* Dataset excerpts
§ §

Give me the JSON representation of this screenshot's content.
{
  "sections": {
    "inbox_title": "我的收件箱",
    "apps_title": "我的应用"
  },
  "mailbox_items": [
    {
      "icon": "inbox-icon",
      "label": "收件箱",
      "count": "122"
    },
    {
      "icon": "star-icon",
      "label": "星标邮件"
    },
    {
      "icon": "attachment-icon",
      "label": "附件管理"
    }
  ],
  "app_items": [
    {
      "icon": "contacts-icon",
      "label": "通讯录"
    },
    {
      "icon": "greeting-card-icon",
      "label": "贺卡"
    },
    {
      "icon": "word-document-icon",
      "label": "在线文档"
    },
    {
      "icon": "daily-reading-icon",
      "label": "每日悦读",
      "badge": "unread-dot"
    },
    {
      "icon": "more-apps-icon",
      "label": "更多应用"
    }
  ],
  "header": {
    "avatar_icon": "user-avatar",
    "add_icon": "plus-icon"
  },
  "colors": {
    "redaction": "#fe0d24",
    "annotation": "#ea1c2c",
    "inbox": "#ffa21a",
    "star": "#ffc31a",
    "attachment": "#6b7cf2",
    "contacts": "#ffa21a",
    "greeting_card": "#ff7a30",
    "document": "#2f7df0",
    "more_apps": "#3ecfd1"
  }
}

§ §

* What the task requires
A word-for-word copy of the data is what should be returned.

* Exercise response
Give me the JSON representation of this screenshot's content.
{
  "sections": {
    "inbox_title": "我的收件箱",
    "apps_title": "我的应用"
  },
  "mailbox_items": [
    {
      "icon": "inbox-icon",
      "label": "收件箱",
      "count": "122"
    },
    {
      "icon": "star-icon",
      "label": "星标邮件"
    },
    {
      "icon": "attachment-icon",
      "label": "附件管理"
    }
  ],
  "app_items": [
    {
      "icon": "contacts-icon",
      "label": "通讯录"
    },
    {
      "icon": "greeting-card-icon",
      "label": "贺卡"
    },
    {
      "icon": "word-document-icon",
      "label": "在线文档"
    },
    {
      "icon": "daily-reading-icon",
      "label": "每日悦读",
      "badge": "unread-dot"
    },
    {
      "icon": "more-apps-icon",
      "label": "更多应用"
    }
  ],
  "header": {
    "avatar_icon": "user-avatar",
    "add_icon": "plus-icon"
  },
  "colors": {
    "redaction": "#fe0d24",
    "annotation": "#ea1c2c",
    "inbox": "#ffa21a",
    "star": "#ffc31a",
    "attachment": "#6b7cf2",
    "contacts": "#ffa21a",
    "greeting_card": "#ff7a30",
    "document": "#2f7df0",
    "more_apps": "#3ecfd1"
  }
}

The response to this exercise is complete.